From Day 1 as FSU's head coach, Fisher spoke of the importance of “the guys who put their hand in the dirt” – coach parlance for game-changing offensive and defensive linemen.
The Seminoles won their title on the backs of players 6-2, 292-pound defensive lineman Timmy Jernigan and 6-6, 320-pound left tackle Cam Erving – players who ensured their offensive had time and space to operate, or made sure the opponents' did not.
FSU on Wednesday helped ensure its future in that regard by signing seven offensive linemen and seven defensive linemen, devoting literally half of its class to players who will line up in the trenches.
Their listed heights and weights are all eye-popping. It's one thing for Chad Mavety, a junior college offensive tackle two years out of high school, to carry 315 pounds on his 6-foot-5 frame. It's something else to see a high school senior like Roderick Johnson, the four-star tackle from Missouri who committed to FSU on signing day, stand at 6-7, 330.
Brock Ruble, a tackle from Maryland, weighs in at 6-8, 320. Center Alex Eberle of Virginia is the lightweight of the bunch at 6-4, 270.
All told, FSU's offensive line class combines for an average of 6-foot-6, 312 pounds - which will come in handy when all of FSU's five projected starters along the line either graduate or run out of eligibility following the 2014 season.
And FSU got big not only up front – its group of defensive tackles averages 6-3, 294 – but also at the skill positions.
The class features, among others, 6-4 quarterback J.J. Cosentino, 6-4 linebacker Jacob Pugh and 6-3 receiver Ermon Lane.
In total, not a single member of Fisher's 2014 signing class stands less than 6-feet.
“I'm a size guy,” Fisher said. “I think it matters.”
There's good reason to take him at his word.
From 2005-2009, the five years before Fisher became head coach, FSU signed a total of seven players who weighed at least 300 pounds, and not a single one became a regular contributor to the team. In 2008 and 2009, years that ushered the end of the Bobby Bowden era, the Seminoles didn't sign any.
Not coincidentally, FSU went a combined 38-27 in those five years. The Seminoles are 45-10 through four years under Fisher.
On Wednesday, Fisher inked eight players who come in at no less than 300 pounds, and four more who are at least 280.
Being big, especially up front, played a big part in Florida State overwhelming the Atlantic Coast Conference in 2013 and in toppling Southeastern Conference Champion Auburn in the BCS National Championship Game.
Despite the Tigers' healthy score, their 232 total rushing yards were nearly 100 yards short of their nation-leading average of 328.3 per game.
“The guys who put their hand in the dirt on the offense and defensive lines, that controls the game,” Fisher said. “You can have all the skills in the world you want.
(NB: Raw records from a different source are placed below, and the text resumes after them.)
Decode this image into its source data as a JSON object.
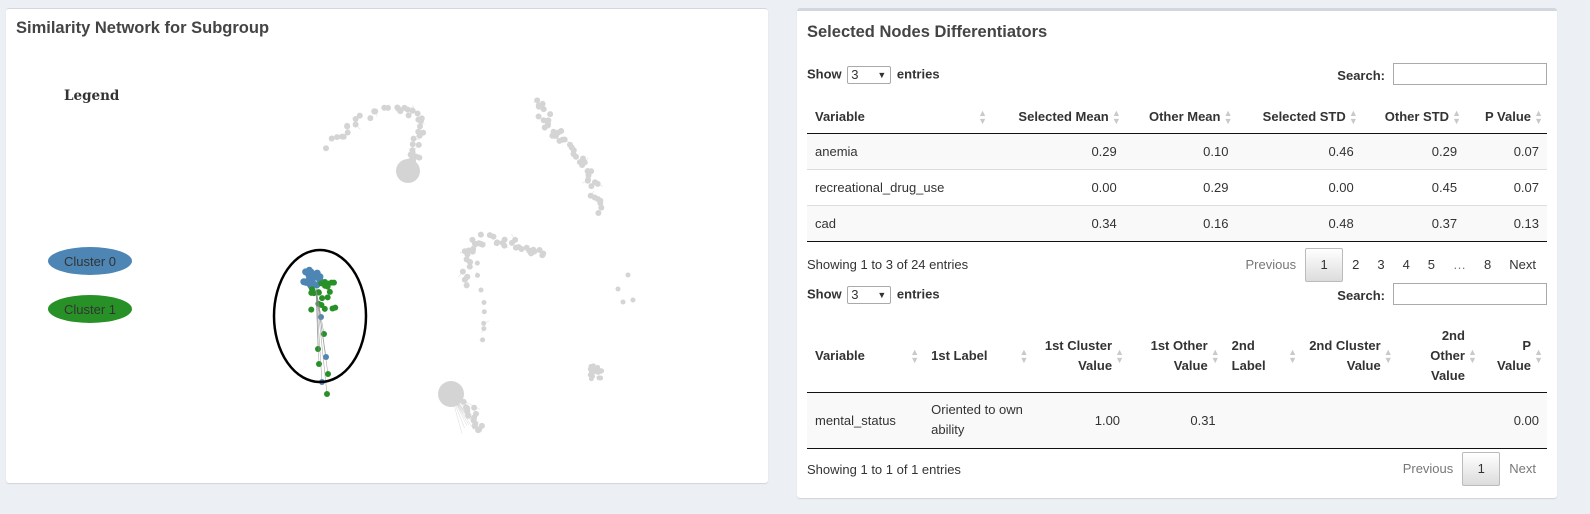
{
  "left_panel": {
    "title": "Similarity Network for Subgroup",
    "legend": {
      "title": "Legend",
      "items": [
        {
          "label": "Cluster 0",
          "color": "#4d86b5"
        },
        {
          "label": "Cluster 1",
          "color": "#279127"
        }
      ]
    },
    "colors": {
      "cluster_0": "#4d86b5",
      "cluster_1": "#279127",
      "inactive": "#d4d4d4",
      "selection": "#000000"
    }
  },
  "right_panel": {
    "title": "Selected Nodes Differentiators",
    "table1": {
      "show_label": "Show",
      "entries_label": "entries",
      "page_length": "3",
      "search_label": "Search:",
      "search_value": "",
      "columns": [
        "Variable",
        "Selected Mean",
        "Other Mean",
        "Selected STD",
        "Other STD",
        "P Value"
      ],
      "rows": [
        [
          "anemia",
          "0.29",
          "0.10",
          "0.46",
          "0.29",
          "0.07"
        ],
        [
          "recreational_drug_use",
          "0.00",
          "0.29",
          "0.00",
          "0.45",
          "0.07"
        ],
        [
          "cad",
          "0.34",
          "0.16",
          "0.48",
          "0.37",
          "0.13"
        ]
      ],
      "info": "Showing 1 to 3 of 24 entries",
      "pagination": {
        "previous": "Previous",
        "pages": [
          "1",
          "2",
          "3",
          "4",
          "5",
          "…",
          "8"
        ],
        "current": "1",
        "next": "Next"
      }
    },
    "table2": {
      "show_label": "Show",
      "entries_label": "entries",
      "page_length": "3",
      "search_label": "Search:",
      "search_value": "",
      "columns": [
        "Variable",
        "1st Label",
        "1st Cluster Value",
        "1st Other Value",
        "2nd Label",
        "2nd Cluster Value",
        "2nd Other Value",
        "P Value"
      ],
      "rows": [
        [
          "mental_status",
          "Oriented to own ability",
          "1.00",
          "0.31",
          "",
          "",
          "",
          "0.00"
        ]
      ],
      "info": "Showing 1 to 1 of 1 entries",
      "pagination": {
        "previous": "Previous",
        "pages": [
          "1"
        ],
        "current": "1",
        "next": "Next"
      }
    }
  }
}
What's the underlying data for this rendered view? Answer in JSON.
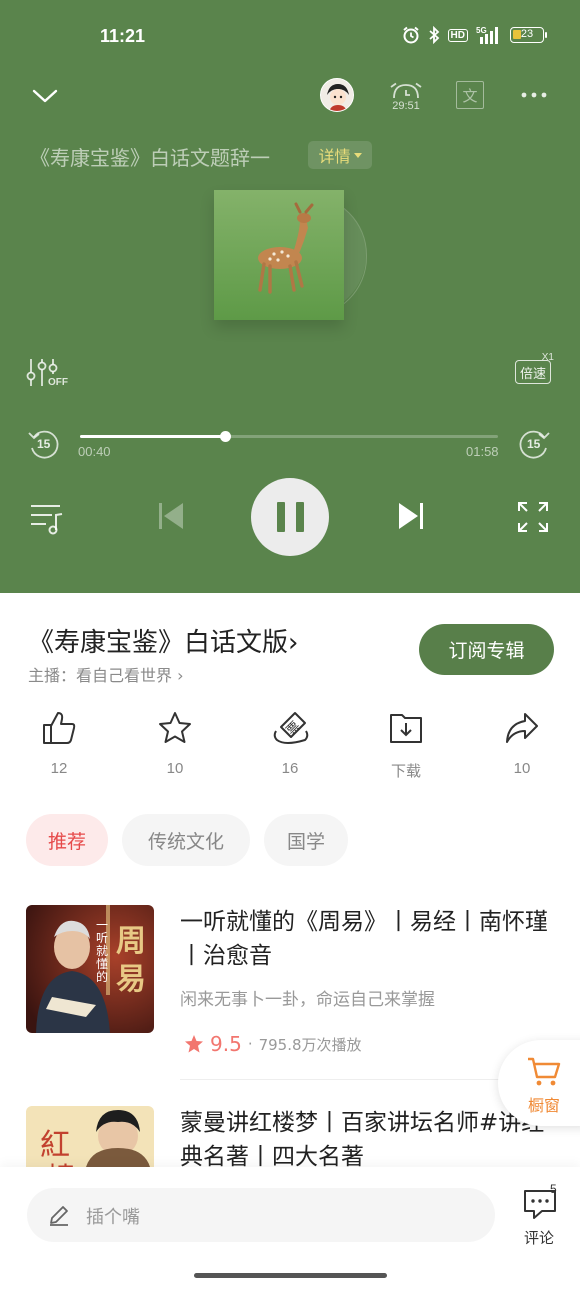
{
  "status_bar": {
    "time": "11:21",
    "battery": "23",
    "network": "HD",
    "signal": "5G"
  },
  "player": {
    "bg_color": "#5a844c",
    "timer_text": "29:51",
    "track_title": "《寿康宝鉴》白话文题辞一",
    "details_label": "详情",
    "speed_label": "倍速",
    "speed_badge": "X1",
    "eq_off_label": "OFF",
    "skip_back": "15",
    "skip_forward": "15",
    "current_time": "00:40",
    "total_time": "01:58",
    "progress": 0.346,
    "is_playing": true,
    "translate_label": "文"
  },
  "album": {
    "title": "《寿康宝鉴》白话文版›",
    "host_prefix": "主播：",
    "host_name": "看自己看世界 ›",
    "subscribe_label": "订阅专辑"
  },
  "actions": [
    {
      "name": "like",
      "label": "12"
    },
    {
      "name": "favorite",
      "label": "10"
    },
    {
      "name": "ticket",
      "label": "16",
      "icon_text": "票"
    },
    {
      "name": "download",
      "label": "下载"
    },
    {
      "name": "share",
      "label": "10"
    }
  ],
  "tags": [
    {
      "label": "推荐",
      "active": true
    },
    {
      "label": "传统文化",
      "active": false
    },
    {
      "label": "国学",
      "active": false
    }
  ],
  "recommendations": [
    {
      "title": "一听就懂的《周易》丨易经丨南怀瑾丨治愈音",
      "subtitle": "闲来无事卜一卦，命运自己来掌握",
      "score": "9.5",
      "plays": "795.8万次播放",
      "cover_text_a": "一听就懂的",
      "cover_text_b": "周易"
    },
    {
      "title": "蒙曼讲红楼梦丨百家讲坛名师#讲经典名著丨四大名著",
      "cover_text_a": "紅",
      "cover_text_b": "樓"
    }
  ],
  "shop": {
    "label": "橱窗"
  },
  "comment": {
    "placeholder": "插个嘴",
    "label": "评论",
    "count": "5"
  }
}
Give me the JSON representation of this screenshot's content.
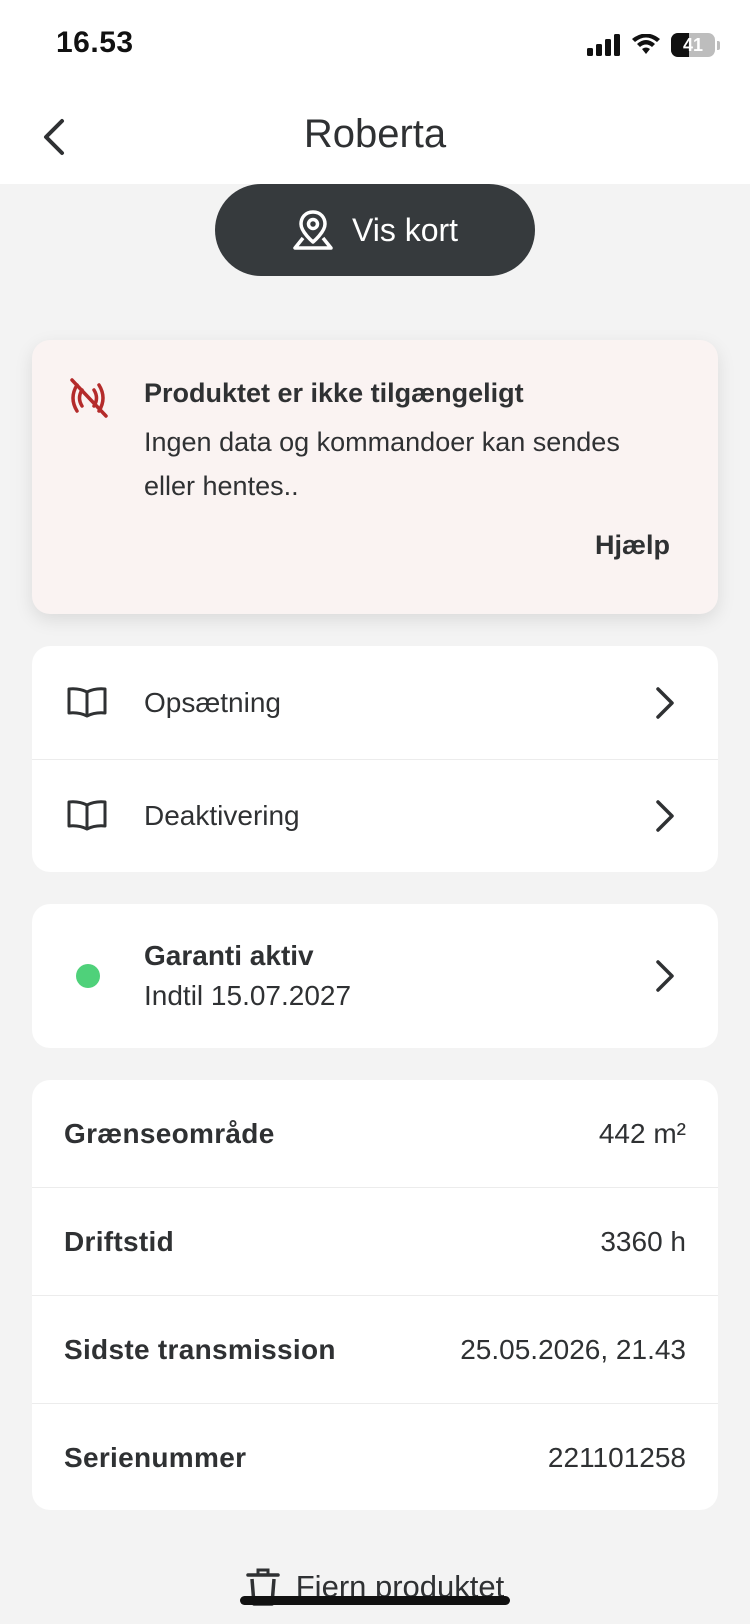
{
  "status_bar": {
    "time": "16.53",
    "battery": "41"
  },
  "header": {
    "title": "Roberta"
  },
  "map_button": {
    "label": "Vis kort"
  },
  "alert": {
    "title": "Produktet er ikke tilgængeligt",
    "message": "Ingen data og kommandoer kan sendes eller hentes..",
    "help_label": "Hjælp",
    "accent_color": "#b42b2b"
  },
  "nav_items": [
    {
      "label": "Opsætning"
    },
    {
      "label": "Deaktivering"
    }
  ],
  "warranty": {
    "title": "Garanti aktiv",
    "subtitle": "Indtil 15.07.2027",
    "status_color": "#4fd17a"
  },
  "info": [
    {
      "key": "Grænseområde",
      "value": "442 m²"
    },
    {
      "key": "Driftstid",
      "value": "3360 h"
    },
    {
      "key": "Sidste transmission",
      "value": "25.05.2026, 21.43"
    },
    {
      "key": "Serienummer",
      "value": "221101258"
    }
  ],
  "remove_button": {
    "label": "Fjern produktet"
  }
}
We saw that in the Super Bowl. You got to win those battles up front.”
And with their latest haul, the Seminoles are a good bet to win their share of those battles – and plenty of games – for the foreseeable future.
Two more years of Jameis?
Fisher raised eyebrows Wednesday with an off-hand comment about quarterback Jameis Winston's future.
Asked about recruiting top-level receivers to come play for a Heisman Trophy winner, Fisher said he expects Winston to be around not only for the 2014 season but also for 2015. As a rising third-year sophomore, Winston is eligible to enter the NFL draft after next year, where he's practically a lock to be very high selection, if not No. 1 overall.
“Everybody says he’s going to stay one year and leave,” Fisher said. “Which I don’t think that’s true. I think it will be two.”
Fisher's remark, of course, was only an opinion, and an odd one at that. Whether or not he truly believes he'll have Winston for another two seasons is anyone's guess, but it doesn't change the fact that the odds of the star quarterback playing more than one more year of college are extremely slim.
Even if Winston himself currently plans on staying longer, a lot can change over the course of a year and the allure of professional football (and the riches that come with being a potential first-round pick) will be extremely difficult – and maybe even unwise – to turn down.